• WHAT TO PRODUCE: Your answer must be an exact copy of the listing that follows, with all pictures omitted.

• EXERCISE MATERIALS:
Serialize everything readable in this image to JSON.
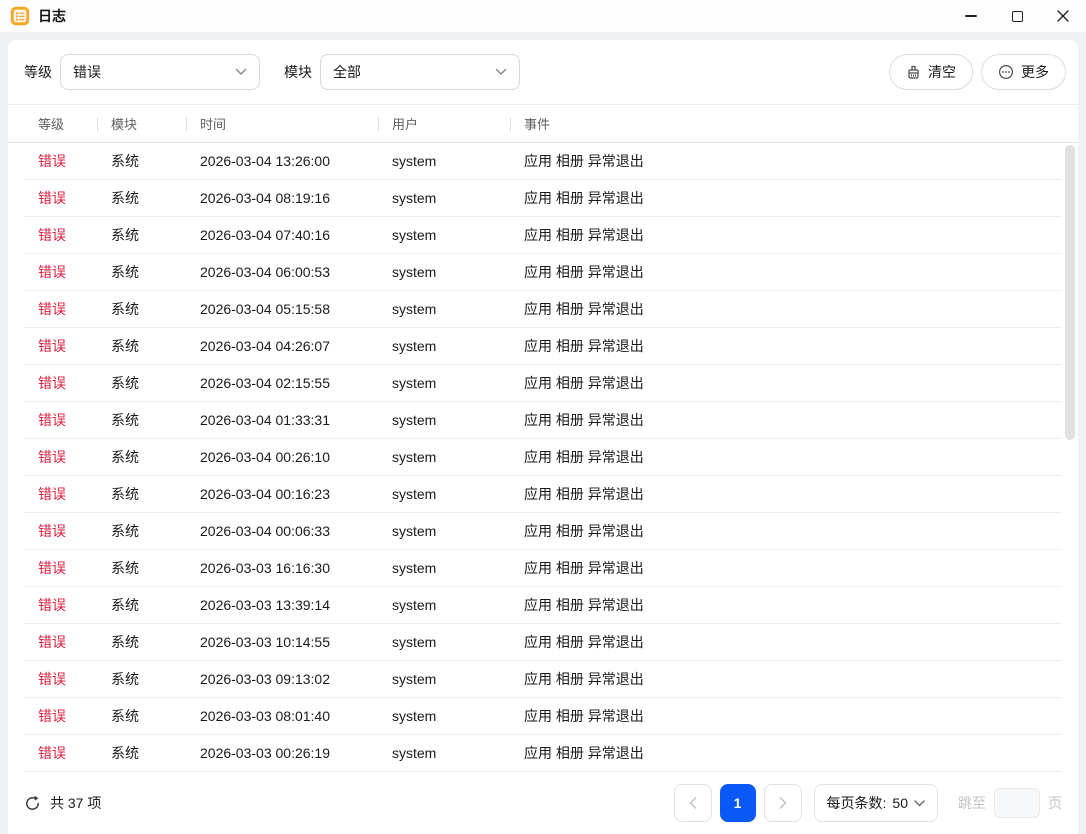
{
  "window": {
    "title": "日志"
  },
  "filters": {
    "level": {
      "label": "等级",
      "value": "错误"
    },
    "module": {
      "label": "模块",
      "value": "全部"
    }
  },
  "actions": {
    "clear": "清空",
    "more": "更多"
  },
  "table": {
    "columns": [
      "等级",
      "模块",
      "时间",
      "用户",
      "事件"
    ],
    "rows": [
      {
        "level": "错误",
        "module": "系统",
        "time": "2026-03-04 13:26:00",
        "user": "system",
        "event": "应用 相册 异常退出"
      },
      {
        "level": "错误",
        "module": "系统",
        "time": "2026-03-04 08:19:16",
        "user": "system",
        "event": "应用 相册 异常退出"
      },
      {
        "level": "错误",
        "module": "系统",
        "time": "2026-03-04 07:40:16",
        "user": "system",
        "event": "应用 相册 异常退出"
      },
      {
        "level": "错误",
        "module": "系统",
        "time": "2026-03-04 06:00:53",
        "user": "system",
        "event": "应用 相册 异常退出"
      },
      {
        "level": "错误",
        "module": "系统",
        "time": "2026-03-04 05:15:58",
        "user": "system",
        "event": "应用 相册 异常退出"
      },
      {
        "level": "错误",
        "module": "系统",
        "time": "2026-03-04 04:26:07",
        "user": "system",
        "event": "应用 相册 异常退出"
      },
      {
        "level": "错误",
        "module": "系统",
        "time": "2026-03-04 02:15:55",
        "user": "system",
        "event": "应用 相册 异常退出"
      },
      {
        "level": "错误",
        "module": "系统",
        "time": "2026-03-04 01:33:31",
        "user": "system",
        "event": "应用 相册 异常退出"
      },
      {
        "level": "错误",
        "module": "系统",
        "time": "2026-03-04 00:26:10",
        "user": "system",
        "event": "应用 相册 异常退出"
      },
      {
        "level": "错误",
        "module": "系统",
        "time": "2026-03-04 00:16:23",
        "user": "system",
        "event": "应用 相册 异常退出"
      },
      {
        "level": "错误",
        "module": "系统",
        "time": "2026-03-04 00:06:33",
        "user": "system",
        "event": "应用 相册 异常退出"
      },
      {
        "level": "错误",
        "module": "系统",
        "time": "2026-03-03 16:16:30",
        "user": "system",
        "event": "应用 相册 异常退出"
      },
      {
        "level": "错误",
        "module": "系统",
        "time": "2026-03-03 13:39:14",
        "user": "system",
        "event": "应用 相册 异常退出"
      },
      {
        "level": "错误",
        "module": "系统",
        "time": "2026-03-03 10:14:55",
        "user": "system",
        "event": "应用 相册 异常退出"
      },
      {
        "level": "错误",
        "module": "系统",
        "time": "2026-03-03 09:13:02",
        "user": "system",
        "event": "应用 相册 异常退出"
      },
      {
        "level": "错误",
        "module": "系统",
        "time": "2026-03-03 08:01:40",
        "user": "system",
        "event": "应用 相册 异常退出"
      },
      {
        "level": "错误",
        "module": "系统",
        "time": "2026-03-03 00:26:19",
        "user": "system",
        "event": "应用 相册 异常退出"
      }
    ]
  },
  "footer": {
    "total": "共 37 项",
    "page": "1",
    "page_size_label": "每页条数:",
    "page_size_value": "50",
    "jump_prefix": "跳至",
    "jump_suffix": "页"
  },
  "icons": {
    "app": "clipboard-list",
    "clear": "broom",
    "more": "ellipsis-circle",
    "refresh": "circular-arrow",
    "dropdown": "chevron-down",
    "prev": "chevron-left",
    "next": "chevron-right"
  },
  "colors": {
    "error_red": "#dc1e3e",
    "accent_blue": "#0a59f7",
    "app_icon_orange": "#f5a623"
  }
}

• TASK OUTPUT:
Serialize everything readable in this image to JSON.
{
  "window": {
    "title": "日志"
  },
  "filters": {
    "level": {
      "label": "等级",
      "value": "错误"
    },
    "module": {
      "label": "模块",
      "value": "全部"
    }
  },
  "actions": {
    "clear": "清空",
    "more": "更多"
  },
  "table": {
    "columns": [
      "等级",
      "模块",
      "时间",
      "用户",
      "事件"
    ],
    "rows": [
      {
        "level": "错误",
        "module": "系统",
        "time": "2026-03-04 13:26:00",
        "user": "system",
        "event": "应用 相册 异常退出"
      },
      {
        "level": "错误",
        "module": "系统",
        "time": "2026-03-04 08:19:16",
        "user": "system",
        "event": "应用 相册 异常退出"
      },
      {
        "level": "错误",
        "module": "系统",
        "time": "2026-03-04 07:40:16",
        "user": "system",
        "event": "应用 相册 异常退出"
      },
      {
        "level": "错误",
        "module": "系统",
        "time": "2026-03-04 06:00:53",
        "user": "system",
        "event": "应用 相册 异常退出"
      },
      {
        "level": "错误",
        "module": "系统",
        "time": "2026-03-04 05:15:58",
        "user": "system",
        "event": "应用 相册 异常退出"
      },
      {
        "level": "错误",
        "module": "系统",
        "time": "2026-03-04 04:26:07",
        "user": "system",
        "event": "应用 相册 异常退出"
      },
      {
        "level": "错误",
        "module": "系统",
        "time": "2026-03-04 02:15:55",
        "user": "system",
        "event": "应用 相册 异常退出"
      },
      {
        "level": "错误",
        "module": "系统",
        "time": "2026-03-04 01:33:31",
        "user": "system",
        "event": "应用 相册 异常退出"
      },
      {
        "level": "错误",
        "module": "系统",
        "time": "2026-03-04 00:26:10",
        "user": "system",
        "event": "应用 相册 异常退出"
      },
      {
        "level": "错误",
        "module": "系统",
        "time": "2026-03-04 00:16:23",
        "user": "system",
        "event": "应用 相册 异常退出"
      },
      {
        "level": "错误",
        "module": "系统",
        "time": "2026-03-04 00:06:33",
        "user": "system",
        "event": "应用 相册 异常退出"
      },
      {
        "level": "错误",
        "module": "系统",
        "time": "2026-03-03 16:16:30",
        "user": "system",
        "event": "应用 相册 异常退出"
      },
      {
        "level": "错误",
        "module": "系统",
        "time": "2026-03-03 13:39:14",
        "user": "system",
        "event": "应用 相册 异常退出"
      },
      {
        "level": "错误",
        "module": "系统",
        "time": "2026-03-03 10:14:55",
        "user": "system",
        "event": "应用 相册 异常退出"
      },
      {
        "level": "错误",
        "module": "系统",
        "time": "2026-03-03 09:13:02",
        "user": "system",
        "event": "应用 相册 异常退出"
      },
      {
        "level": "错误",
        "module": "系统",
        "time": "2026-03-03 08:01:40",
        "user": "system",
        "event": "应用 相册 异常退出"
      },
      {
        "level": "错误",
        "module": "系统",
        "time": "2026-03-03 00:26:19",
        "user": "system",
        "event": "应用 相册 异常退出"
      }
    ]
  },
  "footer": {
    "total": "共 37 项",
    "page": "1",
    "page_size_label": "每页条数:",
    "page_size_value": "50",
    "jump_prefix": "跳至",
    "jump_suffix": "页"
  },
  "icons": {
    "app": "clipboard-list",
    "clear": "broom",
    "more": "ellipsis-circle",
    "refresh": "circular-arrow",
    "dropdown": "chevron-down",
    "prev": "chevron-left",
    "next": "chevron-right"
  },
  "colors": {
    "error_red": "#dc1e3e",
    "accent_blue": "#0a59f7",
    "app_icon_orange": "#f5a623"
  }
}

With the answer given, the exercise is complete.